But now Richard was with hundreds of other people like him: chronically homeless, addicted to drugs and alcohol, and taking part in a last-ditch attempt to reboot their lives. They had come from all corners of Colorado, of their own volition, to get clean at an abandoned Army fort in the middle of nowhere.

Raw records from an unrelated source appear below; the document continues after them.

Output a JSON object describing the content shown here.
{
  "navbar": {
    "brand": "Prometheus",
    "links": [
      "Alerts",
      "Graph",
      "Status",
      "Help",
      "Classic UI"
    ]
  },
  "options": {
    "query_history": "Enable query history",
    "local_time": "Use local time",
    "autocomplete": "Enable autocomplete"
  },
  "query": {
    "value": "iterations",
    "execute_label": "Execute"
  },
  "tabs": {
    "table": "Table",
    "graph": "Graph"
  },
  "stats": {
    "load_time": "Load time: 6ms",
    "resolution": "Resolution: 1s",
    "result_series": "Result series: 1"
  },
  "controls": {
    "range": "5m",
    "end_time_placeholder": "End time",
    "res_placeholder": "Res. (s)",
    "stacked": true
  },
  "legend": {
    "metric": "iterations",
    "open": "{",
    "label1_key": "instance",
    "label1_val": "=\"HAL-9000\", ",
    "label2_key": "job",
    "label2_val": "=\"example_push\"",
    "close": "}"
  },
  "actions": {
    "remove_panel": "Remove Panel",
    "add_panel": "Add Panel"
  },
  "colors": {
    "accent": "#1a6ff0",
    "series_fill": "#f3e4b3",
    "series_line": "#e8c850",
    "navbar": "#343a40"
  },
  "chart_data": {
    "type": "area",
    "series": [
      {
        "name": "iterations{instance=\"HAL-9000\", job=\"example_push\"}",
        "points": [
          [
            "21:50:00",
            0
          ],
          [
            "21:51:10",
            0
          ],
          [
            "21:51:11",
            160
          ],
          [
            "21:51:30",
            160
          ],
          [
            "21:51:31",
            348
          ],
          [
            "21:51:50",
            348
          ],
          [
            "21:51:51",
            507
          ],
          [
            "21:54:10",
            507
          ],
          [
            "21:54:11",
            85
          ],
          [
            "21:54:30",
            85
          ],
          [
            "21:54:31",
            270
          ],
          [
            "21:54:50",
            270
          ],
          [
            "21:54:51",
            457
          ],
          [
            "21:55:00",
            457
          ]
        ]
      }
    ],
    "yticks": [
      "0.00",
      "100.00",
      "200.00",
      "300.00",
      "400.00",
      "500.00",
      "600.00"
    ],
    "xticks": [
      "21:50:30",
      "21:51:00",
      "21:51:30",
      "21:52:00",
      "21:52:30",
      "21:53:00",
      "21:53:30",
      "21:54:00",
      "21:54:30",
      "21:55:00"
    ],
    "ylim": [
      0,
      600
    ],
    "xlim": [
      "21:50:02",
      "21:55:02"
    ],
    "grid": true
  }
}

Residents at Fort Lyon are given a surprising amount of individual freedom. During the first 30 days, you are expected to attend drug- and alcohol-education classes and work with case managers to formulate a recovery plan. The only ongoing expectation is that you attend a community meeting three mornings a week. After that, your time is yours: play basketball, go for a walk along the reservoir, sleep for 20 hours, talk to your case manager, go to classes that are offered on campus by Otero Junior College. Some people swore by the 12-step meetings. Others avoided them entirely. Every resident I spoke with — all of whom had been in some kind of addiction program previously — marveled at this radical autonomy. The standard rhythms of rehab, hustling from meeting to chore to counselor to meeting to meal to chore, were absent at Fort Lyon. This is no accident. Ginsburg explained it as an attempt to break the addict mindset: always onto the next thing, the next stimulus, the next score.

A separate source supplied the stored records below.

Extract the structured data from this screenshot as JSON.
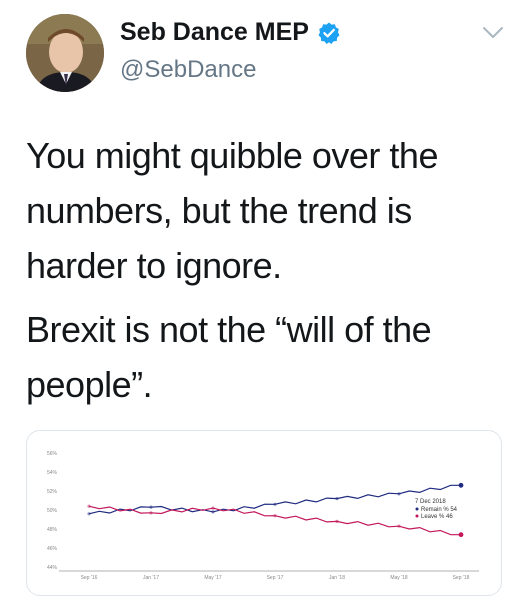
{
  "tweet": {
    "display_name": "Seb Dance MEP",
    "handle": "@SebDance",
    "verified": true,
    "paragraphs": [
      "You might quibble over the numbers, but the trend is harder to ignore.",
      "Brexit is not the “will of the people”."
    ]
  },
  "icons": {
    "verified": "verified-badge-icon",
    "menu": "chevron-down-icon"
  },
  "colors": {
    "verified_blue": "#1da1f2",
    "remain": "#1f2a80",
    "leave": "#c2185b"
  },
  "chart_data": {
    "type": "line",
    "x": [
      "Sep '16",
      "Jan '17",
      "May '17",
      "Sep '17",
      "Jan '18",
      "May '18",
      "Sep '18"
    ],
    "y_ticks": [
      "56%",
      "54%",
      "52%",
      "50%",
      "48%",
      "46%",
      "44%"
    ],
    "ylim": [
      44,
      56
    ],
    "legend_date": "7 Dec 2018",
    "series": [
      {
        "name": "Remain %",
        "latest": "54",
        "values": [
          49.6,
          50.3,
          49.8,
          50.6,
          51.2,
          51.7,
          52.6
        ]
      },
      {
        "name": "Leave %",
        "latest": "46",
        "values": [
          50.4,
          49.7,
          50.2,
          49.4,
          48.8,
          48.3,
          47.4
        ]
      }
    ]
  }
}
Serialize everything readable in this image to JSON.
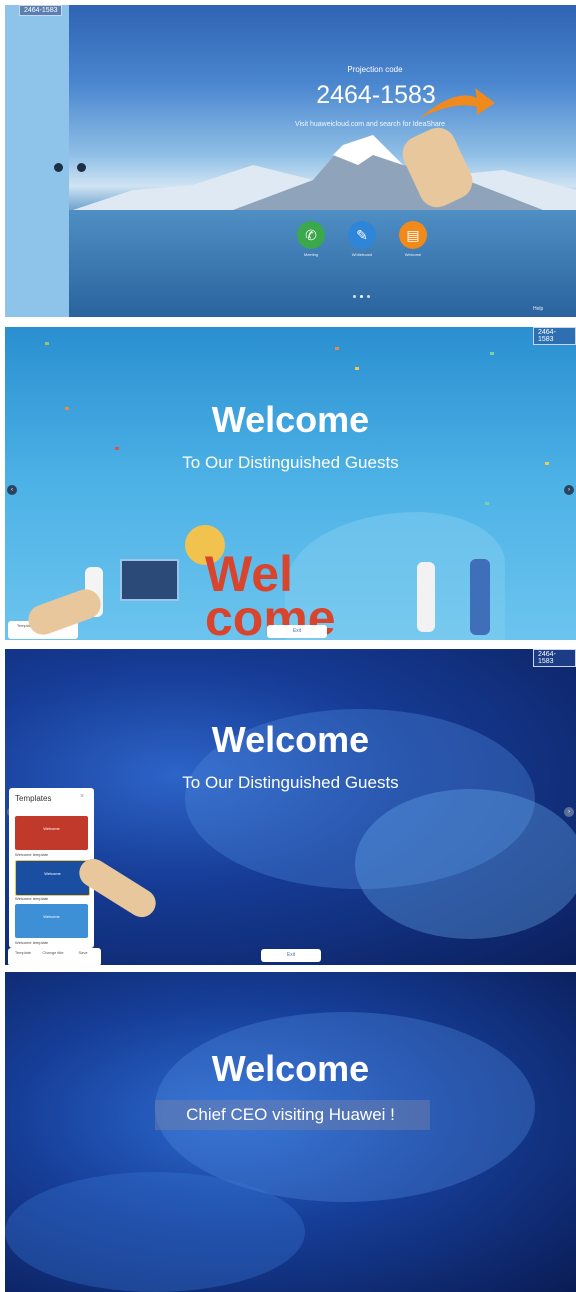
{
  "panel1": {
    "code_badge": "2464-1583",
    "projection_label": "Projection code",
    "projection_code": "2464-1583",
    "hint": "Visit huaweicloud.com and search for IdeaShare",
    "apps": [
      {
        "label": "Meeting",
        "color": "#3aa84b",
        "icon": "phone"
      },
      {
        "label": "Whiteboard",
        "color": "#2f86d8",
        "icon": "pen"
      },
      {
        "label": "Welcome",
        "color": "#ef8a1b",
        "icon": "welcome"
      }
    ],
    "bottom_right": "Help"
  },
  "panel2": {
    "code_badge": "2464-1583",
    "welcome": "Welcome",
    "subtitle": "To Our Distinguished Guests",
    "exit_label": "Exit",
    "tools": [
      "Template",
      "Edit"
    ]
  },
  "panel3": {
    "code_badge": "2464-1583",
    "welcome": "Welcome",
    "subtitle": "To Our Distinguished Guests",
    "templates_title": "Templates",
    "templates": [
      {
        "card_title": "Welcome",
        "name": "Welcome template",
        "color": "#c0392b"
      },
      {
        "card_title": "Welcome",
        "name": "Welcome template",
        "color": "#1a4ea0"
      },
      {
        "card_title": "Welcome",
        "name": "Welcome template",
        "color": "#3d8fd6"
      }
    ],
    "exit_label": "Exit",
    "tools": [
      "Template",
      "Change title",
      "Save"
    ]
  },
  "panel4": {
    "welcome": "Welcome",
    "subtitle": "Chief CEO visiting Huawei !"
  }
}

At Pacific Standard, Will McGrath reports on Fort Lyon — “a Betty Ford Center for the homeless — a radical experiment to rehabilitate some of society’s most vulnerable members.”